Car Seat Checkup 2 of 3: Setup and InstallBrent Simmons
Note: This is intended as a checkup for parents who are already familiar with their car seats, and should not be taken as a start-to-finish instruction guide for new parents. If anything here goes against the instruction manual for your car seat, follow the manufacturer’s instructions. If you have any questions not answered here, seek the help of a Child Passenger Safety Technician (CPST). In the Phoenix, AZ area? Click here to book an in-person appointment.
Adjust the car seat to match your child’s current size. This is a big area where I see people make mistakes. If you are using a car seat (not a booster) and have not made any adjustments in a while, pay attention! There are as many different ways to adjust as there are seats, so I will ask you to refer to your owner’s manual for the specific how-to. Here are a few possible methods:

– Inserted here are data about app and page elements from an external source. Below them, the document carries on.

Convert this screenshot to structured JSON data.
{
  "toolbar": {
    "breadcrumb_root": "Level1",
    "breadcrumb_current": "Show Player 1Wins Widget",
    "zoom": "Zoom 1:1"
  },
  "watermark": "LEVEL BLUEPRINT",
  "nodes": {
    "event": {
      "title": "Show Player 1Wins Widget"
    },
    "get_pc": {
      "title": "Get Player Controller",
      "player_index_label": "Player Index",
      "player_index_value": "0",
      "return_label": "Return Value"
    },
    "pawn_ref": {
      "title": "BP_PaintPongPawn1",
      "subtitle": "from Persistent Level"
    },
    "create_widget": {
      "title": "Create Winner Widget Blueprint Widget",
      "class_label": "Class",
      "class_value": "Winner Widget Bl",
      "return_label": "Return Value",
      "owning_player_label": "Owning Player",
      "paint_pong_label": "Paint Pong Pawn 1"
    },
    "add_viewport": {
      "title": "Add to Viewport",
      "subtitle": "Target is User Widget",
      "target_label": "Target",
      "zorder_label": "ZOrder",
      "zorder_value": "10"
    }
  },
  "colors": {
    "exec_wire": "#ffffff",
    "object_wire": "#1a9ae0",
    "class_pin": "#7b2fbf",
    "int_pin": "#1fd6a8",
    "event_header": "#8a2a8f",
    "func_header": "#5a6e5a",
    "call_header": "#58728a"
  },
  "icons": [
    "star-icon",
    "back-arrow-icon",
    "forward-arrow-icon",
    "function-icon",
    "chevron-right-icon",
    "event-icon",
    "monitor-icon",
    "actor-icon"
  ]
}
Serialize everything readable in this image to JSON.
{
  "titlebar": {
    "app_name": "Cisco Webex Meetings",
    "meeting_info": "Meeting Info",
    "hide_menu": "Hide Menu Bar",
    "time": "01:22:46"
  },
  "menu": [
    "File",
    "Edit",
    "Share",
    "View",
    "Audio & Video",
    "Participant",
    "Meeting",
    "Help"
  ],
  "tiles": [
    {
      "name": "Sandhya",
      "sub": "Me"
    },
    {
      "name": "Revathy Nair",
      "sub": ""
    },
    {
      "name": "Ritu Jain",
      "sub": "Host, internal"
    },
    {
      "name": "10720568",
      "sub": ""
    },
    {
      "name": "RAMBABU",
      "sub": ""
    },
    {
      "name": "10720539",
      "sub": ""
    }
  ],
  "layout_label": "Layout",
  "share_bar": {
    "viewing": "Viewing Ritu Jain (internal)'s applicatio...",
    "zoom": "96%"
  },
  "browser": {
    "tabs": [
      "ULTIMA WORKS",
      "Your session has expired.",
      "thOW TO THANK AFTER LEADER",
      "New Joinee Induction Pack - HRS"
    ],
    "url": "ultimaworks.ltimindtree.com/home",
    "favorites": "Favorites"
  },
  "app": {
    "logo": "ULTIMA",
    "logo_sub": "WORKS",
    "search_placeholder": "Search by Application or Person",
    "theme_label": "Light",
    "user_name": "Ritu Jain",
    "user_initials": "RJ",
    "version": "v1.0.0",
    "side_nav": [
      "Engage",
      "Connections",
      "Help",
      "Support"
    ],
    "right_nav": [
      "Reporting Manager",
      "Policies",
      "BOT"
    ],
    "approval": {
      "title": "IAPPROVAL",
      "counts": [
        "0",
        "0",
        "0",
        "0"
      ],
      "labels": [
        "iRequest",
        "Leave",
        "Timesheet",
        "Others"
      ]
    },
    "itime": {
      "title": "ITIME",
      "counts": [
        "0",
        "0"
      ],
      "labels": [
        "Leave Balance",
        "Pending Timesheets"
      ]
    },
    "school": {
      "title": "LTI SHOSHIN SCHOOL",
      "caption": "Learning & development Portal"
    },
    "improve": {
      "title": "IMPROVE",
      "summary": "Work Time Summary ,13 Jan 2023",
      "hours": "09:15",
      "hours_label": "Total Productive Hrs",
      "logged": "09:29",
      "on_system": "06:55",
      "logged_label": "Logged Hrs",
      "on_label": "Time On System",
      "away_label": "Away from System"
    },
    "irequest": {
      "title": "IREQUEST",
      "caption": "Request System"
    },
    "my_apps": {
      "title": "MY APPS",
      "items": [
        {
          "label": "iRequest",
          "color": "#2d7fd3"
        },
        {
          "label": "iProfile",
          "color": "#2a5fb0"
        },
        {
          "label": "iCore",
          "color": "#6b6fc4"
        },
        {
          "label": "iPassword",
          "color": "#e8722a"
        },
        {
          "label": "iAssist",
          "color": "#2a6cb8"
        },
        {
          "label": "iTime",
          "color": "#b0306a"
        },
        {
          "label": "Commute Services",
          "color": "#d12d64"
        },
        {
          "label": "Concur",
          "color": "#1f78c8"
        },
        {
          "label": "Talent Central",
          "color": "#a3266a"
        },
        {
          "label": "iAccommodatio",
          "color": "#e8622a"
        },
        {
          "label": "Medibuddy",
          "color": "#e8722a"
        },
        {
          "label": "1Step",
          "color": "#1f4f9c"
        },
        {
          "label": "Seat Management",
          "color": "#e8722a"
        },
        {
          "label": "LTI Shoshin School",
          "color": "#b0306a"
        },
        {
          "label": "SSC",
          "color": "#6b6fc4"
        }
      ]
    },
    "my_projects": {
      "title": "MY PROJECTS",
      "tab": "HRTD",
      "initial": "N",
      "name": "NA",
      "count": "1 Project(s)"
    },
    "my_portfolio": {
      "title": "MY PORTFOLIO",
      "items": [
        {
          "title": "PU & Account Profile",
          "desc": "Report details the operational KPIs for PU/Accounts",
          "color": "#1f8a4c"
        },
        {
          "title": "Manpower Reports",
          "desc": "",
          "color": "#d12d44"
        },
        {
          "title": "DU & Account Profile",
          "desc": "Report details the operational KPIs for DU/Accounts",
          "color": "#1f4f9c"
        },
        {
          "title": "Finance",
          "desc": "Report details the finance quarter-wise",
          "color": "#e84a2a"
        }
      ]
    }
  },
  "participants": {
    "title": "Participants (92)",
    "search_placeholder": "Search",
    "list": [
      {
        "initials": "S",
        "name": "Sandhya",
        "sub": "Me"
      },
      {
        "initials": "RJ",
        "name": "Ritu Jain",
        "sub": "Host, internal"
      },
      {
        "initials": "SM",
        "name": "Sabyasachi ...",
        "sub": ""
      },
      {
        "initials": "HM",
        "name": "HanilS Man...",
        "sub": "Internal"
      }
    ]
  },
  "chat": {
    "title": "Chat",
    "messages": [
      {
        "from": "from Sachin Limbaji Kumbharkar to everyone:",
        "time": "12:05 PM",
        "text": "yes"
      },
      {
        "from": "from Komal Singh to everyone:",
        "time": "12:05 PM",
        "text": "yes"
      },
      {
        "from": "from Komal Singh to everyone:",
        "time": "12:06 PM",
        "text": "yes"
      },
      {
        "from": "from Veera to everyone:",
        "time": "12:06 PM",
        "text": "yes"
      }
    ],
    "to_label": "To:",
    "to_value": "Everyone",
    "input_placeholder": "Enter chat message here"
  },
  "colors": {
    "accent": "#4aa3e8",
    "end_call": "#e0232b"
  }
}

- unhook the shoulder harness straps from behind the car seat and re-route them to the appropriate height
- pinch or pull something and slide the headrest/shoulder harness up or down
- change the hip width
- change the length and/or position of the crotch buckle
- remove part of the padding as the child grows
As you can see, there is a lot of variability from model to model, which is why I want you to peek back at the directions. There are some universal rules, however, that apply to all car seats. For all car seats in rear-facing mode, the height of the shoulder harness should be level or just slightly below the top of your kid’s shoulders. This rule reverses for forward-facing seats, where the harness should be level or just slightly above shoulder height.
Install the car seat as shown in the manual. (Again with checking the instructions!? Yes.) Unless you have one of the rare car seats that specifically states it’s ok to use both, you must use either the lower anchors or the car’s seat belt to secure the car seat. They are equally safe when used as directed, however, there are a couple things to keep in mind when using the lower anchors.
First, very few vehicles are actually built to use lower anchors in the center seat. So if you prefer using them, it’s likely that you must place the child restraint in the outboard seats. Second, know that the child’s weight limit may be less than if you were using the seat belt. This is because the lower anchors on the vehicle are only required to be tested at 65 pounds, so if the car seat plus your child’s weight are above that, you will need to use the seat belt.
After it is installed correctly, the seat is permitted to have up to an inch of travel when shaken back and forth at the part closest to the seat belt. If you are having trouble getting it snug enough or you have any other safety concerns, please reach out to a local CPST to help. (Phoenix, AZ area help here). We may come up with a seating arrangement or other change that can work better for you. The goal is always to teach you how to do it correctly and safely every time.
Next time I cover harnessing and answer some of my most frequently asked questions. Be sure to read the whole series.